◆ **Try it**
Go through the listing below and return each line that includes "start".

◆ **Data for the task**
+++

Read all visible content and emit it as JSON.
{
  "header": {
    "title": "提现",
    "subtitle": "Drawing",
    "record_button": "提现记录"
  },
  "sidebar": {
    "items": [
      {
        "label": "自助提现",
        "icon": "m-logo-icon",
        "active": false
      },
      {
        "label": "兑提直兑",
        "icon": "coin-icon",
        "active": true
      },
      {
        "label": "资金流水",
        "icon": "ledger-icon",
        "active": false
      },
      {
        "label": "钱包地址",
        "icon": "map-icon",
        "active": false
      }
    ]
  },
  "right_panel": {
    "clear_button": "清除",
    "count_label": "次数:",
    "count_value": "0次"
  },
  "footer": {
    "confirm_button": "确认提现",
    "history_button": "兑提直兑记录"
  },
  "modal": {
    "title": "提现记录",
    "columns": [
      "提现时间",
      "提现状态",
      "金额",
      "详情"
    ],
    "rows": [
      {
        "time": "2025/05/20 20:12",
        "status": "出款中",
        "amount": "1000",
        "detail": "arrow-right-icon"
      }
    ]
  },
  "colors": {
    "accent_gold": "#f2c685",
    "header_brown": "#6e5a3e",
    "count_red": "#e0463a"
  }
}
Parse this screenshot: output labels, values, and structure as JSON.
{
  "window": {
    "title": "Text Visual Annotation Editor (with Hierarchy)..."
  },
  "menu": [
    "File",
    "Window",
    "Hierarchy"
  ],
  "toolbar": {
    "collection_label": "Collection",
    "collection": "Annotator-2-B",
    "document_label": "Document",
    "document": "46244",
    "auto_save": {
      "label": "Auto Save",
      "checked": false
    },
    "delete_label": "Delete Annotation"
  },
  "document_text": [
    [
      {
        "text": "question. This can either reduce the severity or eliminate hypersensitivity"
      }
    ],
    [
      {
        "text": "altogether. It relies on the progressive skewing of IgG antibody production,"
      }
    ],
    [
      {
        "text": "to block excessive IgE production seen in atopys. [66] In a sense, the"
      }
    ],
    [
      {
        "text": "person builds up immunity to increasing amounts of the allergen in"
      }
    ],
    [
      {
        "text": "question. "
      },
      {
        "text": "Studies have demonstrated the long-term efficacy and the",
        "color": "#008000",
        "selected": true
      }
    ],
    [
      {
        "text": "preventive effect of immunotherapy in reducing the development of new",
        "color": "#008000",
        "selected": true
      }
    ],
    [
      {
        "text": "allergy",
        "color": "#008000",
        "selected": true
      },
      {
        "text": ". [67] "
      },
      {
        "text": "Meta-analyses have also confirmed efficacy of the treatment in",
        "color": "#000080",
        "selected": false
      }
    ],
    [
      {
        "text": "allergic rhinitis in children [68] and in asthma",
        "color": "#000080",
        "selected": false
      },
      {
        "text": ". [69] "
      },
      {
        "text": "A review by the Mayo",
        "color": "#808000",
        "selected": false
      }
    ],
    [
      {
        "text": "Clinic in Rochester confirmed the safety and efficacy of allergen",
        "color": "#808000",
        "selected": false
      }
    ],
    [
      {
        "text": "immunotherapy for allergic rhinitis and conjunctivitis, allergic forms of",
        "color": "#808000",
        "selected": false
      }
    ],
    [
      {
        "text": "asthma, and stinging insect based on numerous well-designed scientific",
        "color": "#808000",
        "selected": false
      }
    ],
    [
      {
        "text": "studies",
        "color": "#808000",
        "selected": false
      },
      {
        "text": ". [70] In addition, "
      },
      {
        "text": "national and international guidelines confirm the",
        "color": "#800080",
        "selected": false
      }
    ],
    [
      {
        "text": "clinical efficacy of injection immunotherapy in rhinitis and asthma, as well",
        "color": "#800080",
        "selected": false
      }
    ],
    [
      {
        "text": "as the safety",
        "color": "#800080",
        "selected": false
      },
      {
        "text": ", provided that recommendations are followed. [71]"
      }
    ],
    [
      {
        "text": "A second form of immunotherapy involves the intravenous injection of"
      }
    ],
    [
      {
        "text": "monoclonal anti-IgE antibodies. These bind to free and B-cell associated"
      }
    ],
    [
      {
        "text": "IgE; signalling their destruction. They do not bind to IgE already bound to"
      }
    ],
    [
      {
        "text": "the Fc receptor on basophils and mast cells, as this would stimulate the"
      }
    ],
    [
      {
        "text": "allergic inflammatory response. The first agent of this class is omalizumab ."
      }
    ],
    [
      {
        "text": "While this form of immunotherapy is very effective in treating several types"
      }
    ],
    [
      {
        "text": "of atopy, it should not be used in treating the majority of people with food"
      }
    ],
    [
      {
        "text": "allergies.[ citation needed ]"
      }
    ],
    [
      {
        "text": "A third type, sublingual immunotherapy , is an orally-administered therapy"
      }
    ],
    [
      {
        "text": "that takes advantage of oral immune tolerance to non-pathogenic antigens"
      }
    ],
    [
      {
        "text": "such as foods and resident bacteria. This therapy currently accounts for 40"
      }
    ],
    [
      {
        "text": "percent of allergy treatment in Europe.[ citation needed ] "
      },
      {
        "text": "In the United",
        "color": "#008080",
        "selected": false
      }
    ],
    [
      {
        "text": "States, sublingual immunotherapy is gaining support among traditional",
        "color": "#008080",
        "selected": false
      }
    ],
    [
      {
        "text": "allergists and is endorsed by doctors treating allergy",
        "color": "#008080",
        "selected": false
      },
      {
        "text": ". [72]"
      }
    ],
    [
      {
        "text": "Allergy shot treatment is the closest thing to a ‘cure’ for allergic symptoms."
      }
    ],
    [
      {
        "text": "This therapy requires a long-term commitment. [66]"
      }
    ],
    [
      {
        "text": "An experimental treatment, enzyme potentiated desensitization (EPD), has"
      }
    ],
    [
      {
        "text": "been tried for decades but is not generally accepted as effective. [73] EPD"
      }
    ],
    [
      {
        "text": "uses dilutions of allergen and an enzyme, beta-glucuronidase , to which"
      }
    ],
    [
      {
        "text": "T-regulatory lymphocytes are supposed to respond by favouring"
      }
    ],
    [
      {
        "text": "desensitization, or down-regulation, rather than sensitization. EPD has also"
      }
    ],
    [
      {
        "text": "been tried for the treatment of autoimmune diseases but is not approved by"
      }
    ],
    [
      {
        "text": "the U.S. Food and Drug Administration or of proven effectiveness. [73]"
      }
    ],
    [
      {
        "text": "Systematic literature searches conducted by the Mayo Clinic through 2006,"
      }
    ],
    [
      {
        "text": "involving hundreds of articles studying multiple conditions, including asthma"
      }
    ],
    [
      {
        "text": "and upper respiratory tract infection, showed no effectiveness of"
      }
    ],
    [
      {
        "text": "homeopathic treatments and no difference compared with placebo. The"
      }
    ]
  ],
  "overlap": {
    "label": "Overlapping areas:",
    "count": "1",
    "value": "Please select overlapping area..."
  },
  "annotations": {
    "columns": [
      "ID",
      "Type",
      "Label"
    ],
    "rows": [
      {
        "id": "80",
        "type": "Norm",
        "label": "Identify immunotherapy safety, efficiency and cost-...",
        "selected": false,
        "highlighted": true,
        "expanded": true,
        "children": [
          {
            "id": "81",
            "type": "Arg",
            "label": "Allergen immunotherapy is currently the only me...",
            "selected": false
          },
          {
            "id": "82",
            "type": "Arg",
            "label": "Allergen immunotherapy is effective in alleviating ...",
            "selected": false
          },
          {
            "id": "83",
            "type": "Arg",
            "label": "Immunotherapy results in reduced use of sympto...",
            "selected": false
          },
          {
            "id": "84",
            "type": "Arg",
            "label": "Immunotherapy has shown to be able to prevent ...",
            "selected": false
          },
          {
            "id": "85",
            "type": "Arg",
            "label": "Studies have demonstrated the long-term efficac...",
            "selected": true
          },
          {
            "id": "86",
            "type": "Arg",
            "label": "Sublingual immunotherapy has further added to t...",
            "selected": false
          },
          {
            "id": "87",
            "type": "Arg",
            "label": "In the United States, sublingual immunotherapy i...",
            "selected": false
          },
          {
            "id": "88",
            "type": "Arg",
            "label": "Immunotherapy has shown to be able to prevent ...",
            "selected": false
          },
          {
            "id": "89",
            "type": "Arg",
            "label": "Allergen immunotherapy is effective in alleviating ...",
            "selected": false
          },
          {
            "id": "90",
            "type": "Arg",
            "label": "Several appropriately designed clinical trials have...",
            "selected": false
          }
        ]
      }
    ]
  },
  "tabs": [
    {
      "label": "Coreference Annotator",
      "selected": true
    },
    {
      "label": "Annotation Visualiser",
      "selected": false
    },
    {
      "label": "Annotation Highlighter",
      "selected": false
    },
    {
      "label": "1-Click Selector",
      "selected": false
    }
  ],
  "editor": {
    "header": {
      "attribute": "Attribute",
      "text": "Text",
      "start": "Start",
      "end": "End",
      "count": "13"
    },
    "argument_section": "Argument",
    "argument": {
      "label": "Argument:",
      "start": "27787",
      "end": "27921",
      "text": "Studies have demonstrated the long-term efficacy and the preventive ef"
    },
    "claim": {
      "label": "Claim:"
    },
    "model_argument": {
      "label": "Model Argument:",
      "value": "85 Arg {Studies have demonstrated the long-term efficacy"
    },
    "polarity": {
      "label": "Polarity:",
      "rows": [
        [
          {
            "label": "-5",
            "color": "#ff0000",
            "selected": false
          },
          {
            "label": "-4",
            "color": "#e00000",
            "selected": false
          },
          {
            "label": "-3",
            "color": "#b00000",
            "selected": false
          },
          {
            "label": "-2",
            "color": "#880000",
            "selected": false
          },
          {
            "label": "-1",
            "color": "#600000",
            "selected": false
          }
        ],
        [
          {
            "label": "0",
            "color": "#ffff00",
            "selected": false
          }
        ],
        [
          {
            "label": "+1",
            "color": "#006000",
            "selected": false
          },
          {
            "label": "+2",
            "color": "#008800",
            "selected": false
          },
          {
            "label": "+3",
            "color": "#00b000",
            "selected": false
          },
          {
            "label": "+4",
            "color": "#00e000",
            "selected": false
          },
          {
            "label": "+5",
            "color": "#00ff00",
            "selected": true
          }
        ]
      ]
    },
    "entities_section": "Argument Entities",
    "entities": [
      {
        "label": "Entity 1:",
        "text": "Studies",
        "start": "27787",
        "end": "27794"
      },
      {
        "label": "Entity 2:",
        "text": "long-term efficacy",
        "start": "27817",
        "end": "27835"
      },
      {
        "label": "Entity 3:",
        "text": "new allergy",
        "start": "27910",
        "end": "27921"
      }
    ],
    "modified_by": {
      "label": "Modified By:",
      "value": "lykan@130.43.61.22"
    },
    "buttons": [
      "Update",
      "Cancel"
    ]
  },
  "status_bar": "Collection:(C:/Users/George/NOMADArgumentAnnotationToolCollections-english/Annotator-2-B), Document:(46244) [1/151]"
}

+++

◆ **Output of the exercise**
      "start": "Start",
      "start": "27787",
        "start": "27787",
        "start": "27817",
        "start": "27910",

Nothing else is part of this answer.